►

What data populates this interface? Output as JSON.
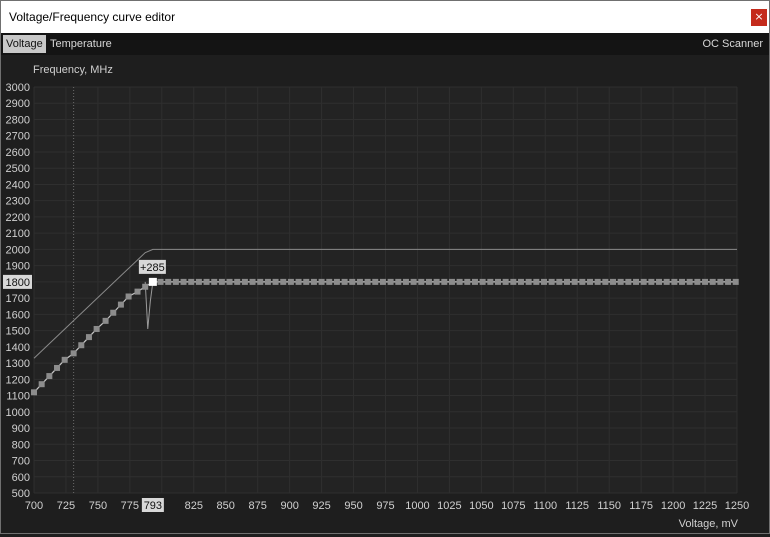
{
  "window": {
    "title": "Voltage/Frequency curve editor",
    "close_glyph": "×"
  },
  "tabs": [
    {
      "label": "Voltage",
      "active": true
    },
    {
      "label": "Temperature",
      "active": false
    }
  ],
  "oc_scanner_label": "OC Scanner",
  "chart_data": {
    "type": "line",
    "ylabel": "Frequency, MHz",
    "xlabel": "Voltage, mV",
    "xlim": [
      700,
      1250
    ],
    "ylim": [
      500,
      3000
    ],
    "x_ticks": [
      700,
      725,
      750,
      775,
      800,
      825,
      850,
      875,
      900,
      925,
      950,
      975,
      1000,
      1025,
      1050,
      1075,
      1100,
      1125,
      1150,
      1175,
      1200,
      1225,
      1250
    ],
    "x_tick_labels": [
      "700",
      "725",
      "750",
      "775",
      "793",
      "825",
      "850",
      "875",
      "900",
      "925",
      "950",
      "975",
      "1000",
      "1025",
      "1050",
      "1075",
      "1100",
      "1125",
      "1150",
      "1175",
      "1200",
      "1225",
      "1250"
    ],
    "y_ticks": [
      500,
      600,
      700,
      800,
      900,
      1000,
      1100,
      1200,
      1300,
      1400,
      1500,
      1600,
      1700,
      1800,
      1900,
      2000,
      2100,
      2200,
      2300,
      2400,
      2500,
      2600,
      2700,
      2800,
      2900,
      3000
    ],
    "y_tick_labels": [
      "500",
      "600",
      "700",
      "800",
      "900",
      "1000",
      "1100",
      "1200",
      "1300",
      "1400",
      "1500",
      "1600",
      "1700",
      "1800",
      "1900",
      "2000",
      "2100",
      "2200",
      "2300",
      "2400",
      "2500",
      "2600",
      "2700",
      "2800",
      "2900",
      "3000"
    ],
    "highlight": {
      "x_label": "793",
      "y_label": "1800",
      "x": 793,
      "y": 1800
    },
    "offset_label": "+285",
    "marker_line_x": 731,
    "series": [
      {
        "role": "curve-points",
        "x": [
          700,
          706,
          712,
          718,
          724,
          731,
          737,
          743,
          749,
          756,
          762,
          768,
          774,
          781,
          787,
          793
        ],
        "y": [
          1120,
          1170,
          1220,
          1270,
          1320,
          1360,
          1410,
          1460,
          1510,
          1560,
          1610,
          1660,
          1710,
          1740,
          1770,
          1800
        ],
        "flat_until": 1250
      },
      {
        "role": "upper-curve",
        "x": [
          700,
          787,
          793,
          1250
        ],
        "y": [
          1330,
          1980,
          2000,
          2000
        ]
      },
      {
        "role": "default-curve",
        "x": [
          787,
          789,
          791,
          793,
          796
        ],
        "y": [
          1800,
          1510,
          1680,
          1800,
          1800
        ]
      }
    ],
    "grid": true
  }
}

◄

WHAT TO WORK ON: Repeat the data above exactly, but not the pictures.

ANSWER BELOW:
What data populates this interface? Output as JSON.
{
  "window": {
    "title": "Voltage/Frequency curve editor",
    "close_glyph": "×"
  },
  "tabs": [
    {
      "label": "Voltage",
      "active": true
    },
    {
      "label": "Temperature",
      "active": false
    }
  ],
  "oc_scanner_label": "OC Scanner",
  "chart_data": {
    "type": "line",
    "ylabel": "Frequency, MHz",
    "xlabel": "Voltage, mV",
    "xlim": [
      700,
      1250
    ],
    "ylim": [
      500,
      3000
    ],
    "x_ticks": [
      700,
      725,
      750,
      775,
      800,
      825,
      850,
      875,
      900,
      925,
      950,
      975,
      1000,
      1025,
      1050,
      1075,
      1100,
      1125,
      1150,
      1175,
      1200,
      1225,
      1250
    ],
    "x_tick_labels": [
      "700",
      "725",
      "750",
      "775",
      "793",
      "825",
      "850",
      "875",
      "900",
      "925",
      "950",
      "975",
      "1000",
      "1025",
      "1050",
      "1075",
      "1100",
      "1125",
      "1150",
      "1175",
      "1200",
      "1225",
      "1250"
    ],
    "y_ticks": [
      500,
      600,
      700,
      800,
      900,
      1000,
      1100,
      1200,
      1300,
      1400,
      1500,
      1600,
      1700,
      1800,
      1900,
      2000,
      2100,
      2200,
      2300,
      2400,
      2500,
      2600,
      2700,
      2800,
      2900,
      3000
    ],
    "y_tick_labels": [
      "500",
      "600",
      "700",
      "800",
      "900",
      "1000",
      "1100",
      "1200",
      "1300",
      "1400",
      "1500",
      "1600",
      "1700",
      "1800",
      "1900",
      "2000",
      "2100",
      "2200",
      "2300",
      "2400",
      "2500",
      "2600",
      "2700",
      "2800",
      "2900",
      "3000"
    ],
    "highlight": {
      "x_label": "793",
      "y_label": "1800",
      "x": 793,
      "y": 1800
    },
    "offset_label": "+285",
    "marker_line_x": 731,
    "series": [
      {
        "role": "curve-points",
        "x": [
          700,
          706,
          712,
          718,
          724,
          731,
          737,
          743,
          749,
          756,
          762,
          768,
          774,
          781,
          787,
          793
        ],
        "y": [
          1120,
          1170,
          1220,
          1270,
          1320,
          1360,
          1410,
          1460,
          1510,
          1560,
          1610,
          1660,
          1710,
          1740,
          1770,
          1800
        ],
        "flat_until": 1250
      },
      {
        "role": "upper-curve",
        "x": [
          700,
          787,
          793,
          1250
        ],
        "y": [
          1330,
          1980,
          2000,
          2000
        ]
      },
      {
        "role": "default-curve",
        "x": [
          787,
          789,
          791,
          793,
          796
        ],
        "y": [
          1800,
          1510,
          1680,
          1800,
          1800
        ]
      }
    ],
    "grid": true
  }
}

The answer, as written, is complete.